There is something about the holiday season and the food in particular that brings back memories from my childhood. When I was a kid my grandmother often had windmill cookies in her cookie jar. I saw these when I was shopping and thought my kids would like this culinary view into my childhood.

I always looked forward to sleeping at my grandmother’s when I was young. She used to cook special things that I didn’t get at home like baby lamb chops or corn chowder. Often for dessert we would have a windmill cookie and later a bit of Hershey chocolate. She always had a huge bar in her cupboard.

What do you remember from your childhood at this time of the year? Is there food intertwined with your memories?

BIL update: Things get worse before they get better right? There has been some additional problems which I suppose is to be expected when one has a systemic infection. He’s had some unexpected surgery and probably has more to come. I don’t want to go into too many details but good thoughts are necessary.

Advertisements

About nothingbutknit2

I'm a wife, mother and knitter. Watch out for my pointy sticks.
This entry was posted in food, Guilty Pleasures, Those crazy holidays. Bookmark the permalink.

9 Responses to Memories Through Food

  1. Natalie says:

    I’ve still got my fingers crossed for your BIL.

    My Gran isn’t a particularly great cook, but she always used to leave sweets for me and my brother in the oak bureau which brings back happy memories whenever I visit šŸ™‚

    Like

  2. Marilyn says:

    We always ate pork ribs on Christmas Eve and lutefisk on Christmas Day. My dad was the lutefisk cooker. Everything had to be timed out just right because my dad wanted to eat the instant the lutefisk was done. Of course, lutefisk does tend to get rubbery if it cooks too long… o.0

    Like

  3. elpalchica says:

    Mince pies and Christmas pudding are my main Christmas memory. I have bought my mincemeat, and my pudding is cooked!
    My parents are bringing Tayto Cheese and Onion crisps for me for Christmas. Heaven! (They’re essential any time of the year, but we would always get a big box at Christmas because of all the guests.)
    Of my grandparents I remember crispy (possibly burnt!) roast potatoes swimming in gravy, trifle, and Granddad would always buy us the most sugary breakfast cereal out there because he was diabetic and couldn’t eat it!
    We didn’t have Christmas with my other grandparents (big family), but my uncle always had excellent roast dinners, and “tea” would be a great fry-up of sausages and rashers (bacon) and Bird’s Eye potato waffles.
    My grandaunt made the best coffee cake ever, and as a kid I was very anti-coffee anything!

    Like

  4. Kate says:

    I love winmill cookies! Especially in a cup of tea— it’s a favorite memory of mine!

    Like

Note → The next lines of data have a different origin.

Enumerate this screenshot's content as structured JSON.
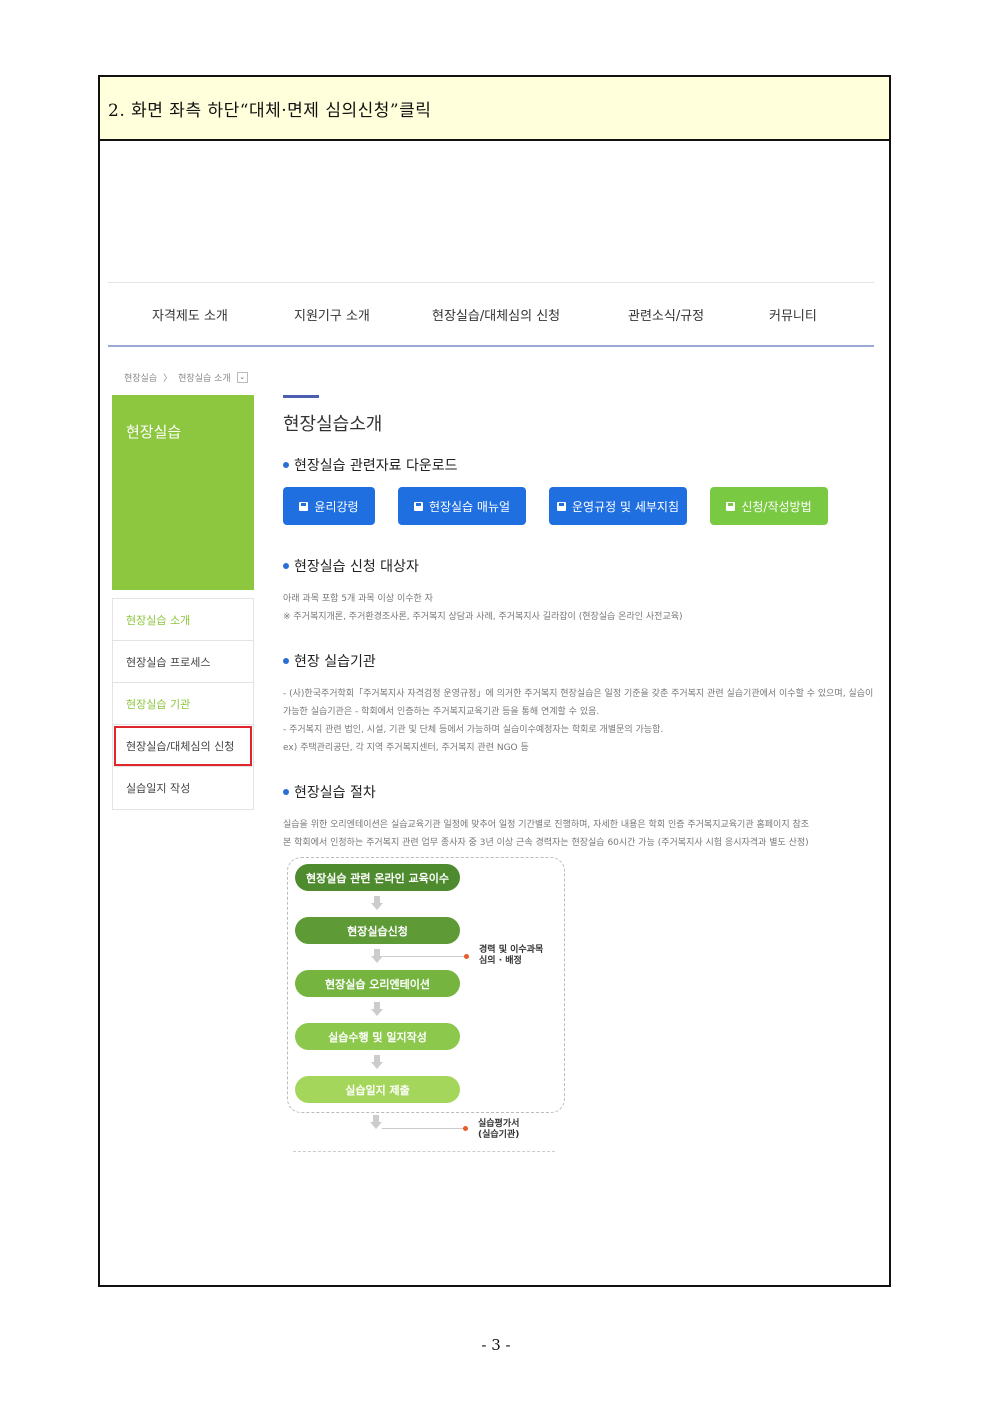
{
  "step_instruction": "2. 화면 좌측 하단“대체·면제 심의신청”클릭",
  "nav": [
    "자격제도 소개",
    "지원기구 소개",
    "현장실습/대체심의 신청",
    "관련소식/규정",
    "커뮤니티"
  ],
  "breadcrumb": {
    "home": "현장실습",
    "separator": "〉",
    "current": "현장실습 소개",
    "dropdown": "⌄"
  },
  "sidebar": {
    "hero_title": "현장실습",
    "items": [
      "현장실습 소개",
      "현장실습 프로세스",
      "현장실습 기관",
      "현장실습/대체심의 신청",
      "실습일지 작성"
    ]
  },
  "main": {
    "page_title": "현장실습소개",
    "download": {
      "title": "현장실습 관련자료 다운로드",
      "buttons": [
        "윤리강령",
        "현장실습 매뉴얼",
        "운영규정 및 세부지침",
        "신청/작성방법"
      ]
    },
    "target": {
      "title": "현장실습 신청 대상자",
      "lines": [
        "아래 과목 포함 5개 과목 이상 이수한 자",
        "※ 주거복지개론, 주거환경조사론, 주거복지 상담과 사례, 주거복지사 길라잡이 (현장실습 온라인 사전교육)"
      ]
    },
    "institution": {
      "title": "현장 실습기관",
      "lines": [
        "- (사)한국주거학회「주거복지사 자격검정 운영규정」에 의거한 주거복지 현장실습은 일정 기준을 갖춘 주거복지 관련 실습기관에서 이수할 수 있으며, 실습이",
        "가능한 실습기관은 - 학회에서 인증하는 주거복지교육기관 등을 통해 연계할 수 있음.",
        "- 주거복지 관련 법인, 시설, 기관 및 단체 등에서 가능하며 실습이수예정자는 학회로 개별문의 가능함.",
        "ex) 주택관리공단, 각 지역 주거복지센터, 주거복지 관련 NGO 등"
      ]
    },
    "procedure": {
      "title": "현장실습 절차",
      "lines": [
        "실습을 위한 오리엔테이션은 실습교육기관 일정에 맞추어 일정 기간별로 진행하며, 자세한 내용은 학회 인증 주거복지교육기관 홈페이지 참조",
        "본 학회에서 인정하는 주거복지 관련 업무 종사자 중 3년 이상 근속 경력자는 현장실습 60시간 가능 (주거복지사 시험 응시자격과 별도 산정)"
      ],
      "steps": [
        "현장실습 관련 온라인 교육이수",
        "현장실습신청",
        "현장실습 오리엔테이션",
        "실습수행 및 일지작성",
        "실습일지 제출"
      ],
      "note1": [
        "경력 및 이수과목",
        "심의 · 배정"
      ],
      "note2": [
        "실습평가서",
        "(실습기관)"
      ]
    }
  },
  "page_number": "- 3 -",
  "colors": {
    "green": "#8dc63f",
    "blue_button": "#1f6fe0",
    "highlight_box": "#e0262a",
    "header_bg": "#ffffdc"
  }
}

  5. chrisknits says:

    Sugar cookies my mom makes. And still does, so I continue to have a sugar rush each year.
    Good thoughts and prayers for your BIL.

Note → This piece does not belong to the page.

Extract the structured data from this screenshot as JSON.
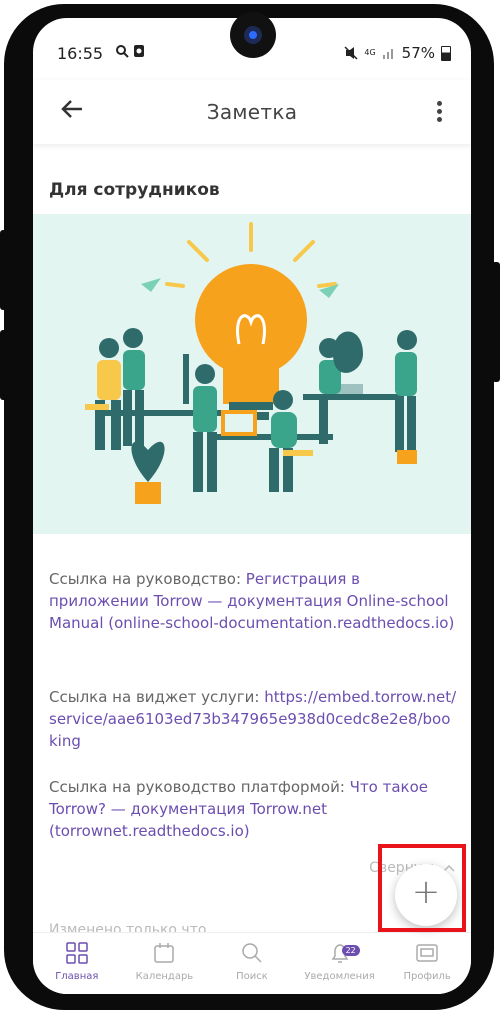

    Like

  6. kathyiniowa says:

    How surprised I was when I saw those cookies. Those were the ones my dad would bring home to share with me! They were made by Archway. Black walnuts, as I remember them. Anyway – thanks for a trip down memory lane. My dad has been gone for nearly 20 years now, but not a day goes by that I don’t think of him. Today, we’ll share the thought of cookies! Nice …….

    Like

  7. I remember those cookies from my youth, as well…but I think we got them at daycare for snack.

    What I remember is a certain kind of pie that my grandmother used to make. I started taking over the making of said pie when she got Alzheimer’s and I got the recipe from her mouth before she forgot it so I know how to make it exactly right šŸ™‚

    But I still only make it at the holidays…

    Like

  8. Kepanie says:

    Sending good thoughts…

    Like

  9. lunathemoth says:

    This time of year, my grandmother and I would always make spritz cookies using the recipe her grandmother created back in Austria.

    Sending good thoughts for your brother in law.

    Like

Leave a Reply

Fill in your details below or click an icon to log in:

WordPress.com Logo

You are commenting using your WordPress.com account. Log Out / Change )

Twitter picture

You are commenting using your Twitter account. Log Out / Change )

Facebook photo

You are commenting using your Facebook account. Log Out / Change )

Google+ photo

You are commenting using your Google+ account. Log Out / Change )

Connecting to %s